REQUIRED WORK: Which of the lines below include the word "options"? Pull each one out.

Dataset rows describing interfaces:
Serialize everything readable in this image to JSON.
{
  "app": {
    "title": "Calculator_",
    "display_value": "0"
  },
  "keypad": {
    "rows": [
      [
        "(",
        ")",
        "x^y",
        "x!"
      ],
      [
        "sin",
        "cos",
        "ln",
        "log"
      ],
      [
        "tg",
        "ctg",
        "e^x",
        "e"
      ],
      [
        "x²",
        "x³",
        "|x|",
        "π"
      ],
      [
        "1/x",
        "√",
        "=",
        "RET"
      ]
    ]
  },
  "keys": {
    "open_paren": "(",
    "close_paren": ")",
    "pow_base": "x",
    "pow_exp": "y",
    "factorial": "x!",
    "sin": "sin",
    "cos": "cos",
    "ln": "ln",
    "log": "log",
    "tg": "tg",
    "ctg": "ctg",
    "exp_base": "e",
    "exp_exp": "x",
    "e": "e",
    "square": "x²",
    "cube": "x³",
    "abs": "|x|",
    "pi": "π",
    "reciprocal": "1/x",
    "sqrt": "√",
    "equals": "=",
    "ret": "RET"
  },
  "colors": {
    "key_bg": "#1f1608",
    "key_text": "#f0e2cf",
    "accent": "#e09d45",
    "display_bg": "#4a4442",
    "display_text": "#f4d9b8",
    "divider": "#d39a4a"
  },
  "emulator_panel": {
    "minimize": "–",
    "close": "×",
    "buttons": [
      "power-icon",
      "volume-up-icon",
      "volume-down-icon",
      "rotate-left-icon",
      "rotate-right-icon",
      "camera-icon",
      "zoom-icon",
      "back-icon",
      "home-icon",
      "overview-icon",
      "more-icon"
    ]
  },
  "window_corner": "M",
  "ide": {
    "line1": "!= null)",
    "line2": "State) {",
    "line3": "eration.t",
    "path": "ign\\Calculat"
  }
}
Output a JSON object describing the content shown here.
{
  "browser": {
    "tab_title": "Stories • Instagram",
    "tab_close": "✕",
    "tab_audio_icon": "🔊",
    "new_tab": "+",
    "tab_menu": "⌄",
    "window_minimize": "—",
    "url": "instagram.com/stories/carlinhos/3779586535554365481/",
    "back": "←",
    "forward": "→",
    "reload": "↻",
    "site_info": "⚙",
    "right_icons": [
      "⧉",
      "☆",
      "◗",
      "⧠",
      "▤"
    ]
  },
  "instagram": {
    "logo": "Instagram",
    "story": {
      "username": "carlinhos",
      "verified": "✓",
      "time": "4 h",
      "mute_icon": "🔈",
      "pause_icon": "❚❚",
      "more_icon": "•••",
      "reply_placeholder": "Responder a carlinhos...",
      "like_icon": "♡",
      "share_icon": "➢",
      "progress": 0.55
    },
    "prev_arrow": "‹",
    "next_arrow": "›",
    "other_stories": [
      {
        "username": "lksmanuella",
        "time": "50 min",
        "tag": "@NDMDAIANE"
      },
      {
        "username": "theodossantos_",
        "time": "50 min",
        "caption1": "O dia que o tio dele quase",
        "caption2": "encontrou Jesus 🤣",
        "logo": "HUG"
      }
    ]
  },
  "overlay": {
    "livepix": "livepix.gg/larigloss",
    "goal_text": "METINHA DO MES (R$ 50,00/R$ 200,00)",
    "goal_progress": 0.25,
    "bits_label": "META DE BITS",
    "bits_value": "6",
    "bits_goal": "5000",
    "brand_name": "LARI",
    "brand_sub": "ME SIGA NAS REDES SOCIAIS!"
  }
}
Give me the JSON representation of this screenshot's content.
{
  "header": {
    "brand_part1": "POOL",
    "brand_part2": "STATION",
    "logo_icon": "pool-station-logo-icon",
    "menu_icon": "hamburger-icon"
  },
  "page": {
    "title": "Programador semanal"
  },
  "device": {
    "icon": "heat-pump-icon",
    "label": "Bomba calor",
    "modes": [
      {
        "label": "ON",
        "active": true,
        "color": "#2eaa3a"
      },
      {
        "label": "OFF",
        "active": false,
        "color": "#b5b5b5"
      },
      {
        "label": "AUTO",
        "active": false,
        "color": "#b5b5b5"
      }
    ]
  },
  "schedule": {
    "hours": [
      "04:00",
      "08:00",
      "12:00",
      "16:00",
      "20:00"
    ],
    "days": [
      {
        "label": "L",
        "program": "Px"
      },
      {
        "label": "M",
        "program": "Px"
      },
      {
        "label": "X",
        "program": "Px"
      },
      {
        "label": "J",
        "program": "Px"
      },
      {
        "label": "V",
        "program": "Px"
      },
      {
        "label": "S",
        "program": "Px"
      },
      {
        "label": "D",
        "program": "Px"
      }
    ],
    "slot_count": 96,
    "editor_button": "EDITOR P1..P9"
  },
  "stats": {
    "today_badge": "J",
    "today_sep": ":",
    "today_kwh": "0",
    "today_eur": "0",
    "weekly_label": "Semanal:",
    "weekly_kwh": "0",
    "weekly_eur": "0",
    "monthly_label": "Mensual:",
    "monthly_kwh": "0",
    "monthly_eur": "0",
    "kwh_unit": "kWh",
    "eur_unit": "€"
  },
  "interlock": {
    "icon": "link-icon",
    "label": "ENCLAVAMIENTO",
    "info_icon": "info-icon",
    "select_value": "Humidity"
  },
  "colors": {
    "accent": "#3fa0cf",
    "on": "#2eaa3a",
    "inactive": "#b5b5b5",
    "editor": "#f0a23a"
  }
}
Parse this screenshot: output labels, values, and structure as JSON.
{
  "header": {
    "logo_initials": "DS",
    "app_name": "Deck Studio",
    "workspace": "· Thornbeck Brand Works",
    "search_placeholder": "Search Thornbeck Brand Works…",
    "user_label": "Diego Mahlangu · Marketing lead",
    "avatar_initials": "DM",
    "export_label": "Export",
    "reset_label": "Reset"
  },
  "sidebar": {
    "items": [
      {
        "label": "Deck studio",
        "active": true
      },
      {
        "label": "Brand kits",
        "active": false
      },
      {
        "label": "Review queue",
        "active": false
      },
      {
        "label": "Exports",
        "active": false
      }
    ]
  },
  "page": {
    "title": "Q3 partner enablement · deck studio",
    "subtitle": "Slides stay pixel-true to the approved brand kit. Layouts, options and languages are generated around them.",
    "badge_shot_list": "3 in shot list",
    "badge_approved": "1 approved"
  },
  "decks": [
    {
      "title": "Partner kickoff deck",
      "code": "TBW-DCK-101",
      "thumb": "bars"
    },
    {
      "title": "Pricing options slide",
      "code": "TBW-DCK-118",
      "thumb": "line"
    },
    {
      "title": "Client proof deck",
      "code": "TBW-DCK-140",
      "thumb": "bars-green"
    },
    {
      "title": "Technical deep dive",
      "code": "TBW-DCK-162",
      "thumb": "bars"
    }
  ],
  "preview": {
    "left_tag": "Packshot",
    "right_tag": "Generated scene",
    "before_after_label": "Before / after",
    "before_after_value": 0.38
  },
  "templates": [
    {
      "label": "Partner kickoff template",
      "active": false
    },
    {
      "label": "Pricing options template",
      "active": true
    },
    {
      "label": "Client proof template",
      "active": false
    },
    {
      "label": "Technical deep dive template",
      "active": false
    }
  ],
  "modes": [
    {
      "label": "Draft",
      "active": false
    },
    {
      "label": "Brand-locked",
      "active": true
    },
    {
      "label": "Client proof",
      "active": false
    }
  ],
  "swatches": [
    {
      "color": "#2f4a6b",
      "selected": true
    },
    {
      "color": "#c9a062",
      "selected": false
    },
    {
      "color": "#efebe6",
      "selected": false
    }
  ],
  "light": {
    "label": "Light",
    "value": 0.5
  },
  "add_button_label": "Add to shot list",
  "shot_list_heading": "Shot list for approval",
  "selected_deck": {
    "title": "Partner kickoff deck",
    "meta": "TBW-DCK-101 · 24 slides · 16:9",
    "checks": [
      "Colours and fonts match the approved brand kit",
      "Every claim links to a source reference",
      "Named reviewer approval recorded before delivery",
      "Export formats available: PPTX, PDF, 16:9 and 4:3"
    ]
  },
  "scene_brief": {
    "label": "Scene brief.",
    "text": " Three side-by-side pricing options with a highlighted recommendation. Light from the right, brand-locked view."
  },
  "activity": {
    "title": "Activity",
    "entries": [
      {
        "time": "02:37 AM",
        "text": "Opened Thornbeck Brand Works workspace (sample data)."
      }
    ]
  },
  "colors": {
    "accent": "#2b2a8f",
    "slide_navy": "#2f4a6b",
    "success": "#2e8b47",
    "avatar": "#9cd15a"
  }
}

ANSWER SECTION:
    "subtitle": "Slides stay pixel-true to the approved brand kit. Layouts, options and languages are generated around them.",
      "title": "Pricing options slide",
      "label": "Pricing options template",
    "text": " Three side-by-side pricing options with a highlighted recommendation. Light from the right, brand-locked view."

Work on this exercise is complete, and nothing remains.